[[ Source data open ]]

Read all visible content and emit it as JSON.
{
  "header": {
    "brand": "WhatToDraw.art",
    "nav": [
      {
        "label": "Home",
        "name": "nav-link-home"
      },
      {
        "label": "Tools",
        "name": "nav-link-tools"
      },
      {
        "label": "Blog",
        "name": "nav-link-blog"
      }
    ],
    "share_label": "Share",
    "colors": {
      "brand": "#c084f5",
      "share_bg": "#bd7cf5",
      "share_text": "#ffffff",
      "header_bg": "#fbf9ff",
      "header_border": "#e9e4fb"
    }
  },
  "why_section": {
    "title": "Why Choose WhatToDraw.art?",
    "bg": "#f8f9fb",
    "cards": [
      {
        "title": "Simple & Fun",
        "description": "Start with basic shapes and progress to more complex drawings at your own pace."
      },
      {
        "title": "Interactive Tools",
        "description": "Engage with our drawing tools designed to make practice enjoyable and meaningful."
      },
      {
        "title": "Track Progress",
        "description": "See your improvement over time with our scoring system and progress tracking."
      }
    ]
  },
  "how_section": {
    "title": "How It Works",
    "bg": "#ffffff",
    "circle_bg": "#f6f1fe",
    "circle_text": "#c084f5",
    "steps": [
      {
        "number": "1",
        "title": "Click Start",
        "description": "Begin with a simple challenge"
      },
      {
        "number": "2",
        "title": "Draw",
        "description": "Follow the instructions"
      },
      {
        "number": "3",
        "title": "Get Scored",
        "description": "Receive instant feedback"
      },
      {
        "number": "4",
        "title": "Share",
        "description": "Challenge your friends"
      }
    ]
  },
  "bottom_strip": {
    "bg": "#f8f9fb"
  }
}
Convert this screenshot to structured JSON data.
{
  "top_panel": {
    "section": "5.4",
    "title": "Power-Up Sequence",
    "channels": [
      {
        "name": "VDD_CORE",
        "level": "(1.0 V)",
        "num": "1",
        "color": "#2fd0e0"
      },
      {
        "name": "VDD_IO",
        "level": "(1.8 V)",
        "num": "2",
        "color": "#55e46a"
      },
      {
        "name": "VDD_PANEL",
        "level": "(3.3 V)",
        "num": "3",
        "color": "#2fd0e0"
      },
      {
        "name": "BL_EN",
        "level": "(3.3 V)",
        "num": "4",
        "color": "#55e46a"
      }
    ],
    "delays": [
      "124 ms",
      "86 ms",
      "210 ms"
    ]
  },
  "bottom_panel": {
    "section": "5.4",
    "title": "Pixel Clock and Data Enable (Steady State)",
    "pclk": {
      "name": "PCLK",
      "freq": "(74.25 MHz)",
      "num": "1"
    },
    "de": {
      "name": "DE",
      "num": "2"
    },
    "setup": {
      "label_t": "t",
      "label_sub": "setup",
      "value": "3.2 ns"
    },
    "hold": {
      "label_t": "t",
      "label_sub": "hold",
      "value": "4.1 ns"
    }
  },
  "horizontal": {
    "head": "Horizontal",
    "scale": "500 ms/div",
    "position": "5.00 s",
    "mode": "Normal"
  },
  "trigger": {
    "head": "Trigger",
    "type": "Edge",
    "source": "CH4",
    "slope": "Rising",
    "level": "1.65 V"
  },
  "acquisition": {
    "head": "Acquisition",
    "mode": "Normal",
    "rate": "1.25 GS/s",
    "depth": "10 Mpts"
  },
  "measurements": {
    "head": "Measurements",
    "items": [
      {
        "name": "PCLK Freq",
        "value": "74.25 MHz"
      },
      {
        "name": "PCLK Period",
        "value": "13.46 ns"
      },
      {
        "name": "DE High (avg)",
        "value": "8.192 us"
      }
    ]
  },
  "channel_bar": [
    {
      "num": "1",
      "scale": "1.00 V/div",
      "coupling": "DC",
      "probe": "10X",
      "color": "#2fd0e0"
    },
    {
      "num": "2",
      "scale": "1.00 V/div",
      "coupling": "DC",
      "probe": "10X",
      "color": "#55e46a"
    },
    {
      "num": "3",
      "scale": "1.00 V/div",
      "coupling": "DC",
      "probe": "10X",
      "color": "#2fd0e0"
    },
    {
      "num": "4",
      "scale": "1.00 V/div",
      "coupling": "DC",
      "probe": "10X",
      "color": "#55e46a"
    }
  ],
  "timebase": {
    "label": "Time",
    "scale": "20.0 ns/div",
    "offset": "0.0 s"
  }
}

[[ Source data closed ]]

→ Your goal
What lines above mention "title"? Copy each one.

→ Task answer
    "title": "Why Choose WhatToDraw.art?",
        "title": "Simple & Fun",
        "title": "Interactive Tools",
        "title": "Track Progress",
    "title": "How It Works",
        "title": "Click Start",
        "title": "Draw",
        "title": "Get Scored",
        "title": "Share",
    "title": "Power-Up Sequence",
    "title": "Pixel Clock and Data Enable (Steady State)",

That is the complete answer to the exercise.